The health care sector is an area which requires highly specialised and sophisticated technologies and materials, a considerable amount of public funds is awarded through these public contracts.
In Czech law, the public procurement process is governed by the Public Procurement Act. The health care sector is further regulated by the Minister of Health’s Order ‘Anticorruption Strategy’. This document, however, binds only the organisations directly governed by the Ministry of Health. Regional hospitals, for instance, do not have to comply with its provisions.
The general problems that exist in the procurement process are magnified in the field of health care. It is due to the high specificity of the sector. The most problematic issues and thus the most common mistakes in the procurement process are: division of a tender, definition of subject matter of a tender and selection of evaluation criteria.
When determining the subject matter of a tender, the contracting authority should not reduce the value of the tender so that it is under a specified amount simply by dividing it into several tenders. That would be a circumvention of the law.
On the other hand, it is desirable to prevent discrimination against small suppliers and decrease the prices. Since complex tenders favor manufacturers with a broad portfolio and assemblers, a reduction in discrimination and prices can be achieved by reasonable division of the tender. As the determination of the subject matter is quite a delicate issue, it shall be considered for each tender on a case-by-case basis.
The subject matter of a tender can be defined in many ways. The general rule says that the names of pharmaceuticals shall not be used for such a definition. Using the technical specification, active substance or method of administration instead, eliminates an exclusion of generics. On the other hand, when there is a special reason for it, using the name of the pharmaceutical is perfectly appropriate. That may be when a specific pharmaceutical has characteristics different from the other generics and these characteristics are desirable for specific purposes.
An issue often discussed in relation to public procurement, especially in health care, is that of evaluation criteria. Should the bids be evaluated solely on the basis of price or should there be multiple criteria? The sole criterion option is generally preferred because it reduces potential corruption. On the other hand, it places extremely high demands on the quality of tender documentation. The specifications must be set up precisely; otherwise the cheapest winning product may happen to be an inappropriate one. Especially in case of highly specialised and sophisticated technologies and material, it is reasonable to evaluate the bids based on a price to quality ratio rather than solely the price.
The aforementioned summary of difficulties is certainly not exhaustive.
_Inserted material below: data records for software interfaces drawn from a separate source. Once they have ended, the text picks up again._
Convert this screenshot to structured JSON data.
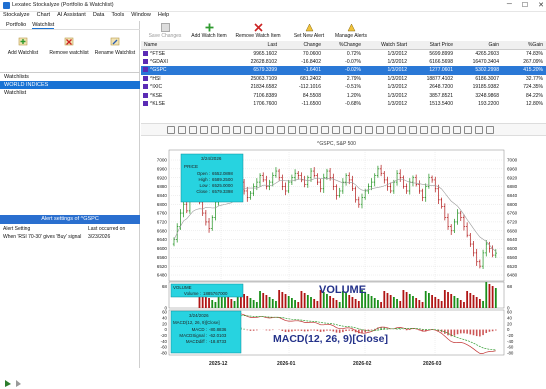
{
  "window": {
    "title": "Lexatec Stockalyze (Portfolio & Watchlist)",
    "min": "─",
    "max": "☐",
    "close": "✕"
  },
  "menu": [
    "Stockalyze",
    "Chart",
    "AI Assistant",
    "Data",
    "Tools",
    "Window",
    "Help"
  ],
  "left_tabs": [
    "Portfolio",
    "Watchlist"
  ],
  "left_toolbar": [
    "Add Watchlist",
    "Remove watchlist",
    "Rename Watchlist"
  ],
  "watchlists": {
    "header": "Watchlists",
    "items": [
      "WORLD INDICES",
      "Watchlist"
    ],
    "selected": 0
  },
  "alerts": {
    "title": "Alert settings of ^GSPC",
    "col1": "Alert Setting",
    "col2": "Last occurred on",
    "rows": [
      {
        "setting": "When 'RSI 70-30' gives 'Buy' signal",
        "date": "3/23/2026"
      }
    ]
  },
  "right_toolbar": [
    "Save Changes",
    "Add Watch Item",
    "Remove Watch Item",
    "Set New Alert",
    "Manage Alerts"
  ],
  "quote_table": {
    "columns": [
      "Name",
      "Last",
      "Change",
      "%Change",
      "Watch Start",
      "Start Price",
      "Gain",
      "%Gain"
    ],
    "rows": [
      [
        "^FTSE",
        "9965.1602",
        "70.0600",
        "0.72%",
        "1/3/2012",
        "5699.8999",
        "4265.2603",
        "74.83%"
      ],
      [
        "^GDAXI",
        "22628.8102",
        "-16.8402",
        "-0.07%",
        "1/3/2012",
        "6166.5698",
        "16470.3404",
        "267.09%"
      ],
      [
        "^GSPC",
        "6579.3399",
        "-1.6401",
        "-0.02%",
        "1/3/2012",
        "1277.0601",
        "5302.2998",
        "415.20%"
      ],
      [
        "^HSI",
        "25063.7109",
        "681.2402",
        "2.79%",
        "1/3/2012",
        "18877.4102",
        "6186.3007",
        "32.77%"
      ],
      [
        "^IXIC",
        "21834.6582",
        "-112.1016",
        "-0.51%",
        "1/3/2012",
        "2648.7200",
        "19185.9382",
        "724.35%"
      ],
      [
        "^KSE",
        "7106.8389",
        "84.5508",
        "1.20%",
        "1/3/2012",
        "3857.8521",
        "3248.9868",
        "84.22%"
      ],
      [
        "^KLSE",
        "1706.7600",
        "-11.6500",
        "-0.68%",
        "1/3/2012",
        "1513.5400",
        "193.2200",
        "12.80%"
      ]
    ],
    "selected": 2
  },
  "chart": {
    "title": "^GSPC, S&P 500",
    "legend": {
      "title": "3/24/2026",
      "series": "PRICE",
      "open_label": "Open",
      "open": "6552.0898",
      "high_label": "High",
      "high": "6589.2500",
      "low_label": "Low",
      "low": "6525.0000",
      "close_label": "Close",
      "close": "6579.3398"
    },
    "vol_legend": {
      "title": "VOLUME",
      "label": "Volume",
      "value": "1885767000"
    },
    "macd_legend": {
      "title": "3/24/2026",
      "series": "MACD(12, 26, 9)[Close]",
      "macd_label": "MACD",
      "macd": "-80.8836",
      "signal_label": "MACDSignal",
      "signal": "-62.0103",
      "diff_label": "MACDdiff",
      "diff": "-18.8733"
    },
    "vol_big_label": "VOLUME",
    "macd_big_label": "MACD(12, 26, 9)[Close]",
    "price_ticks": [
      7000,
      6960,
      6920,
      6880,
      6840,
      6800,
      6760,
      6720,
      6680,
      6640,
      6600,
      6560,
      6520,
      6480
    ],
    "vol_ticks": [
      "68",
      "0"
    ],
    "macd_ticks": [
      60,
      40,
      20,
      0,
      -20,
      -40,
      -60,
      -80
    ],
    "x_labels": [
      "2025-12",
      "2026-01",
      "2026-02",
      "2026-03"
    ],
    "colors": {
      "up": "#1a8f1a",
      "down": "#b01515",
      "sma": "#9a9a9a",
      "label": "#24328a",
      "legend_bg": "#27d3e0"
    }
  }
}
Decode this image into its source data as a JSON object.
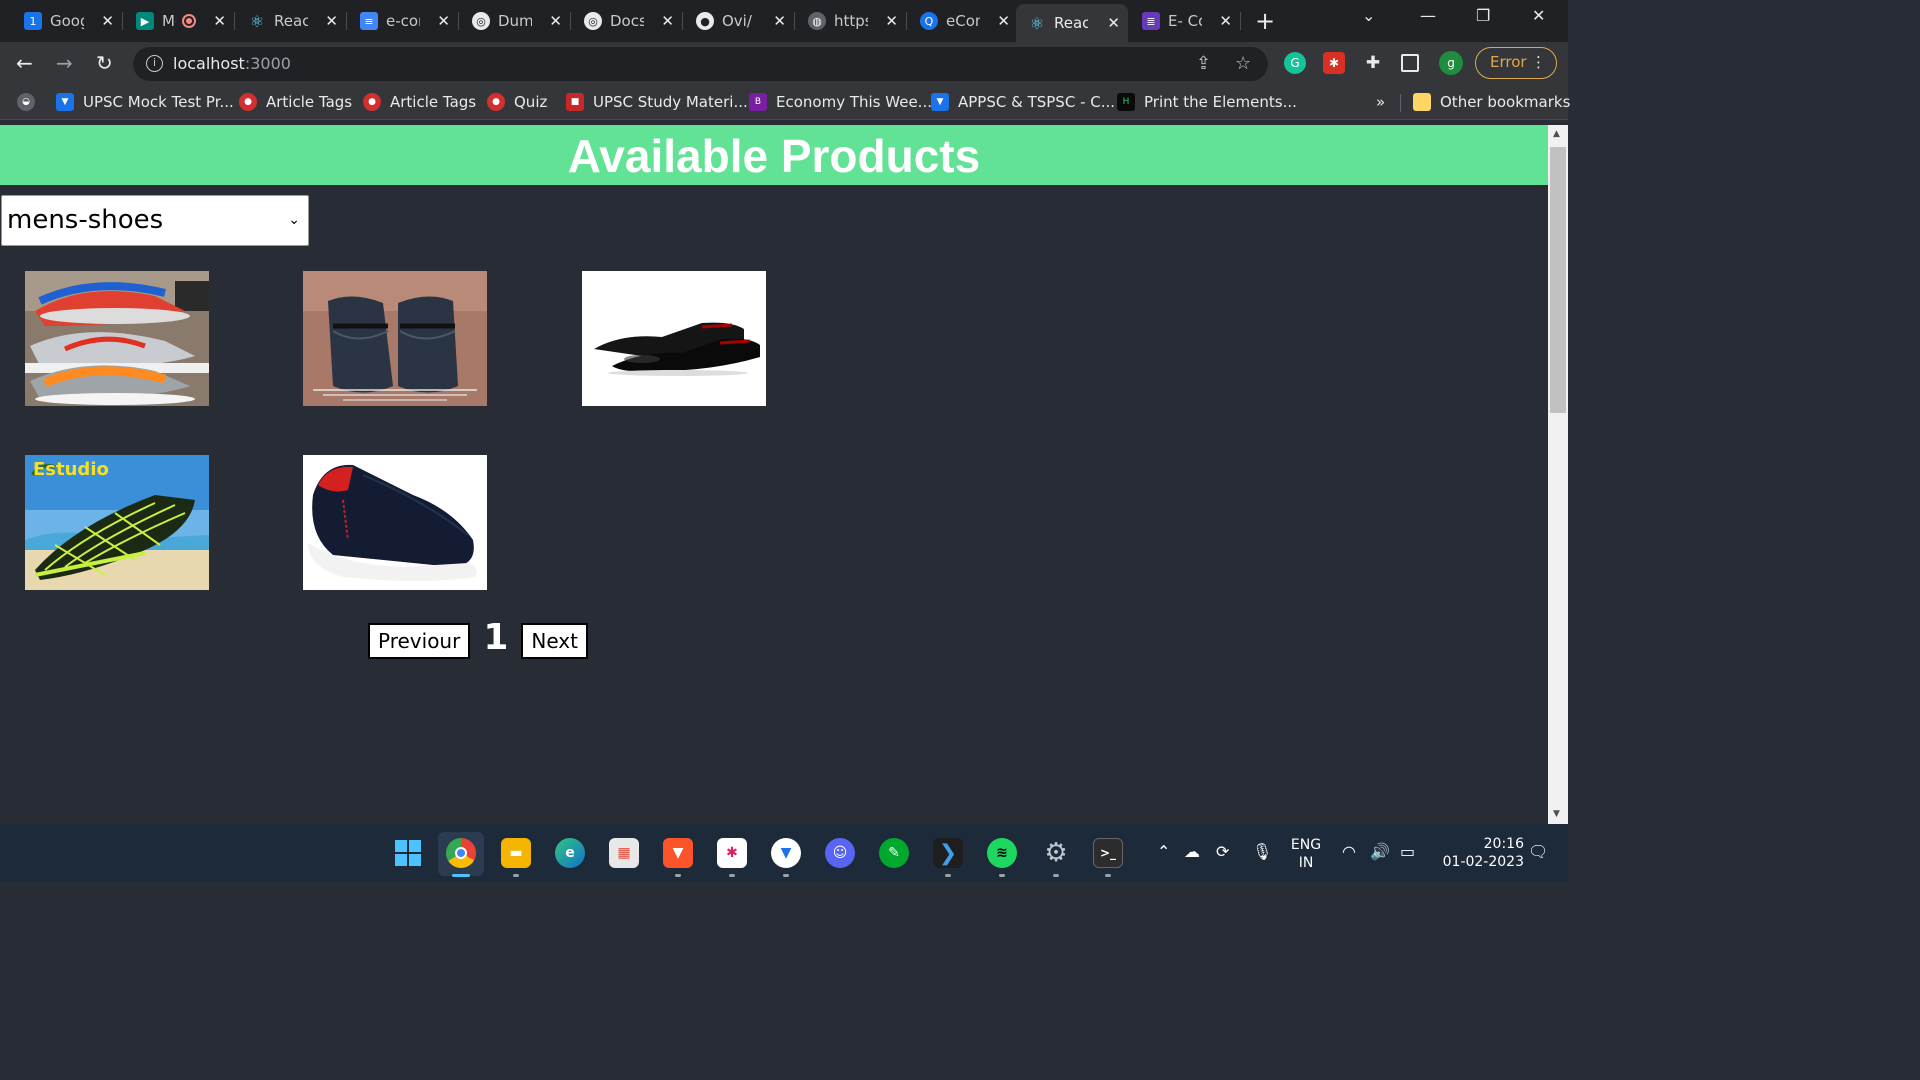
{
  "tabs": [
    {
      "title": "Google",
      "favicon_icon": "calendar-icon",
      "color": "#1a73e8"
    },
    {
      "title": "Meet",
      "favicon_icon": "meet-icon",
      "color": "#00897b"
    },
    {
      "title": "React App",
      "favicon_icon": "react-icon",
      "color": "#61dafb"
    },
    {
      "title": "e-commerce",
      "favicon_icon": "docs-icon",
      "color": "#4285f4"
    },
    {
      "title": "Dummy",
      "favicon_icon": "chatgpt-icon",
      "color": "#ffffff"
    },
    {
      "title": "Docs",
      "favicon_icon": "chatgpt-icon",
      "color": "#ffffff"
    },
    {
      "title": "Ovi/",
      "favicon_icon": "github-icon",
      "color": "#ffffff"
    },
    {
      "title": "https",
      "favicon_icon": "globe-icon",
      "color": "#9aa0a6"
    },
    {
      "title": "eCom",
      "favicon_icon": "search-icon",
      "color": "#1a73e8"
    },
    {
      "title": "React",
      "favicon_icon": "react-icon",
      "color": "#61dafb",
      "active": true
    },
    {
      "title": "E- Co",
      "favicon_icon": "forms-icon",
      "color": "#673ab7"
    }
  ],
  "address": {
    "host": "localhost",
    "port": ":3000"
  },
  "profile": {
    "initial": "g",
    "color": "#1e8e3e"
  },
  "error_label": "Error",
  "bookmarks": [
    {
      "label": "UPSC Mock Test Pr...",
      "icon": "testbook-icon",
      "color": "#1a73e8"
    },
    {
      "label": "Article Tags",
      "icon": "article-icon",
      "color": "#d32f2f"
    },
    {
      "label": "Article Tags",
      "icon": "article-icon",
      "color": "#d32f2f"
    },
    {
      "label": "Quiz",
      "icon": "quiz-icon",
      "color": "#d32f2f"
    },
    {
      "label": "UPSC Study Materi...",
      "icon": "study-icon",
      "color": "#c62828"
    },
    {
      "label": "Economy This Wee...",
      "icon": "economy-icon",
      "color": "#7b1fa2"
    },
    {
      "label": "APPSC & TSPSC - C...",
      "icon": "testbook-icon",
      "color": "#1a73e8"
    },
    {
      "label": "Print the Elements...",
      "icon": "hackerrank-icon",
      "color": "#0a0a0a"
    }
  ],
  "bookmarks_overflow": "»",
  "other_bookmarks": "Other bookmarks",
  "page": {
    "title": "Available Products",
    "category": "mens-shoes",
    "products": [
      {
        "name": "sneakers-image",
        "style": "sneakers"
      },
      {
        "name": "loafers-image",
        "style": "loafers"
      },
      {
        "name": "oxford-shoes-image",
        "style": "oxford"
      },
      {
        "name": "water-shoes-image",
        "style": "water"
      },
      {
        "name": "slip-on-shoes-image",
        "style": "slipon"
      }
    ],
    "pagination": {
      "previous": "Previour",
      "page": "1",
      "next": "Next"
    }
  },
  "taskbar": {
    "apps": [
      "windows-start-icon",
      "chrome-icon",
      "file-explorer-icon",
      "edge-icon",
      "store-icon",
      "brave-icon",
      "slack-icon",
      "testbook-icon",
      "discord-icon",
      "evernote-icon",
      "vscode-icon",
      "spotify-icon",
      "settings-icon",
      "terminal-icon"
    ],
    "language": [
      "ENG",
      "IN"
    ],
    "time": "20:16",
    "date": "01-02-2023"
  }
}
Contracting authorities should exercise special care and caution at every stage of the public procurement process; especially in the health care sector where the process is extremely difficult and public health is at stake.
First published in Central Europe Pharma News bi-weekly newsletter published by research and consulting company PMR.